Output the full set of records exactly.

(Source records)

++++++++++++++++++++

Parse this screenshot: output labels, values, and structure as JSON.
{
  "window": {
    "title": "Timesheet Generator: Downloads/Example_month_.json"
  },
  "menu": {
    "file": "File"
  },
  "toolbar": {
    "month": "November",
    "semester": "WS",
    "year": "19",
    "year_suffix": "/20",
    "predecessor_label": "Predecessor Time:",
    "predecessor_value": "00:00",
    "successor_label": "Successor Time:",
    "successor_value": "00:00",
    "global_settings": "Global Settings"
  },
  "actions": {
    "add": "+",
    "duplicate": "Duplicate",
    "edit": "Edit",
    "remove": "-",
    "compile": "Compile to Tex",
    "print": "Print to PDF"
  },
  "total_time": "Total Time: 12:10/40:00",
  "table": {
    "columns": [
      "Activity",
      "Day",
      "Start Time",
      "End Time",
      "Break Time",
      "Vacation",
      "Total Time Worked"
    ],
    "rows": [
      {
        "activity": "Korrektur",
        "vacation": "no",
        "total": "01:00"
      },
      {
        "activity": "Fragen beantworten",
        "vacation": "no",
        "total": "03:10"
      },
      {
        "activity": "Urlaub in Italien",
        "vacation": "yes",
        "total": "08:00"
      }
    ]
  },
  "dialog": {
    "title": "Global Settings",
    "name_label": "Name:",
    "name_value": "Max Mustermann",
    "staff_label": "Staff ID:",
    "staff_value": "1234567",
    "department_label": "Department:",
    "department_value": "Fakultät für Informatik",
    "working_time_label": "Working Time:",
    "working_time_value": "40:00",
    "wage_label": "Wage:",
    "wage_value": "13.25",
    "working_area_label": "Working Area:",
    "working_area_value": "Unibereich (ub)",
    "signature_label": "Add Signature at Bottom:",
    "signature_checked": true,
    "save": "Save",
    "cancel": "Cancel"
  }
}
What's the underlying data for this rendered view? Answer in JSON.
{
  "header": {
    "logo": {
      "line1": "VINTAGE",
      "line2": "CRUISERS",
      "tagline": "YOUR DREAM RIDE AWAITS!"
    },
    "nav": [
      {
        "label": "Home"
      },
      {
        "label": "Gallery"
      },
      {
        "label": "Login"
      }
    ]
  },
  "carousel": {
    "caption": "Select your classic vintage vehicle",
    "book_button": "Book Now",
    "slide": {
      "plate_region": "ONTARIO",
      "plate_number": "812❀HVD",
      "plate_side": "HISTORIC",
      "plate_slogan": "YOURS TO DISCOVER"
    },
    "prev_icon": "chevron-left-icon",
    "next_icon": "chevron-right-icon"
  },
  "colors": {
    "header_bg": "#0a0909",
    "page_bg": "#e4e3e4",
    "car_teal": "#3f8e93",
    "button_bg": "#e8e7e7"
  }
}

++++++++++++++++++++

**Response to the exercise**
Parse this screenshot: output labels, values, and structure as JSON.
{
  "window": {
    "title": "Timesheet Generator: Downloads/Example_month_.json"
  },
  "menu": {
    "file": "File"
  },
  "toolbar": {
    "month": "November",
    "semester": "WS",
    "year": "19",
    "year_suffix": "/20",
    "predecessor_label": "Predecessor Time:",
    "predecessor_value": "00:00",
    "successor_label": "Successor Time:",
    "successor_value": "00:00",
    "global_settings": "Global Settings"
  },
  "actions": {
    "add": "+",
    "duplicate": "Duplicate",
    "edit": "Edit",
    "remove": "-",
    "compile": "Compile to Tex",
    "print": "Print to PDF"
  },
  "total_time": "Total Time: 12:10/40:00",
  "table": {
    "columns": [
      "Activity",
      "Day",
      "Start Time",
      "End Time",
      "Break Time",
      "Vacation",
      "Total Time Worked"
    ],
    "rows": [
      {
        "activity": "Korrektur",
        "vacation": "no",
        "total": "01:00"
      },
      {
        "activity": "Fragen beantworten",
        "vacation": "no",
        "total": "03:10"
      },
      {
        "activity": "Urlaub in Italien",
        "vacation": "yes",
        "total": "08:00"
      }
    ]
  },
  "dialog": {
    "title": "Global Settings",
    "name_label": "Name:",
    "name_value": "Max Mustermann",
    "staff_label": "Staff ID:",
    "staff_value": "1234567",
    "department_label": "Department:",
    "department_value": "Fakultät für Informatik",
    "working_time_label": "Working Time:",
    "working_time_value": "40:00",
    "wage_label": "Wage:",
    "wage_value": "13.25",
    "working_area_label": "Working Area:",
    "working_area_value": "Unibereich (ub)",
    "signature_label": "Add Signature at Bottom:",
    "signature_checked": true,
    "save": "Save",
    "cancel": "Cancel"
  }
}
What's the underlying data for this rendered view? Answer in JSON.
{
  "header": {
    "logo": {
      "line1": "VINTAGE",
      "line2": "CRUISERS",
      "tagline": "YOUR DREAM RIDE AWAITS!"
    },
    "nav": [
      {
        "label": "Home"
      },
      {
        "label": "Gallery"
      },
      {
        "label": "Login"
      }
    ]
  },
  "carousel": {
    "caption": "Select your classic vintage vehicle",
    "book_button": "Book Now",
    "slide": {
      "plate_region": "ONTARIO",
      "plate_number": "812❀HVD",
      "plate_side": "HISTORIC",
      "plate_slogan": "YOURS TO DISCOVER"
    },
    "prev_icon": "chevron-left-icon",
    "next_icon": "chevron-right-icon"
  },
  "colors": {
    "header_bg": "#0a0909",
    "page_bg": "#e4e3e4",
    "car_teal": "#3f8e93",
    "button_bg": "#e8e7e7"
  }
}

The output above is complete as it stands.